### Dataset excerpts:
--
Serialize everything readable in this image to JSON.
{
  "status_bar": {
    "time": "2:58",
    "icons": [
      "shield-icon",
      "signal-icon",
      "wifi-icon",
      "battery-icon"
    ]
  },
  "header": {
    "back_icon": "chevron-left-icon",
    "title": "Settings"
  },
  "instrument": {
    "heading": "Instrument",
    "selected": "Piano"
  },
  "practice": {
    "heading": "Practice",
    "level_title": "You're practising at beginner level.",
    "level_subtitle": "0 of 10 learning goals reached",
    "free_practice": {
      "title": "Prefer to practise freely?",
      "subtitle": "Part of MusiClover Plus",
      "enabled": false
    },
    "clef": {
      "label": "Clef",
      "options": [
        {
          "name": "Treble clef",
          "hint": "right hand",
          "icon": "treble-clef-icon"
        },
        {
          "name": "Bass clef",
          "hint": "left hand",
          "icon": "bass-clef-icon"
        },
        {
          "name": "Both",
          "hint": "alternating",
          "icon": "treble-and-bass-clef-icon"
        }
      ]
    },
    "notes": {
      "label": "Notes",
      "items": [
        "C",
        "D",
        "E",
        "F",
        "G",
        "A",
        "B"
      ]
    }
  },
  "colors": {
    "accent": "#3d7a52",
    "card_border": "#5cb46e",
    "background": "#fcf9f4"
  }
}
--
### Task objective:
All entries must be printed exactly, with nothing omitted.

### Solution to the problem:
Serialize everything readable in this image to JSON.
{
  "status_bar": {
    "time": "2:58",
    "icons": [
      "shield-icon",
      "signal-icon",
      "wifi-icon",
      "battery-icon"
    ]
  },
  "header": {
    "back_icon": "chevron-left-icon",
    "title": "Settings"
  },
  "instrument": {
    "heading": "Instrument",
    "selected": "Piano"
  },
  "practice": {
    "heading": "Practice",
    "level_title": "You're practising at beginner level.",
    "level_subtitle": "0 of 10 learning goals reached",
    "free_practice": {
      "title": "Prefer to practise freely?",
      "subtitle": "Part of MusiClover Plus",
      "enabled": false
    },
    "clef": {
      "label": "Clef",
      "options": [
        {
          "name": "Treble clef",
          "hint": "right hand",
          "icon": "treble-clef-icon"
        },
        {
          "name": "Bass clef",
          "hint": "left hand",
          "icon": "bass-clef-icon"
        },
        {
          "name": "Both",
          "hint": "alternating",
          "icon": "treble-and-bass-clef-icon"
        }
      ]
    },
    "notes": {
      "label": "Notes",
      "items": [
        "C",
        "D",
        "E",
        "F",
        "G",
        "A",
        "B"
      ]
    }
  },
  "colors": {
    "accent": "#3d7a52",
    "card_border": "#5cb46e",
    "background": "#fcf9f4"
  }
}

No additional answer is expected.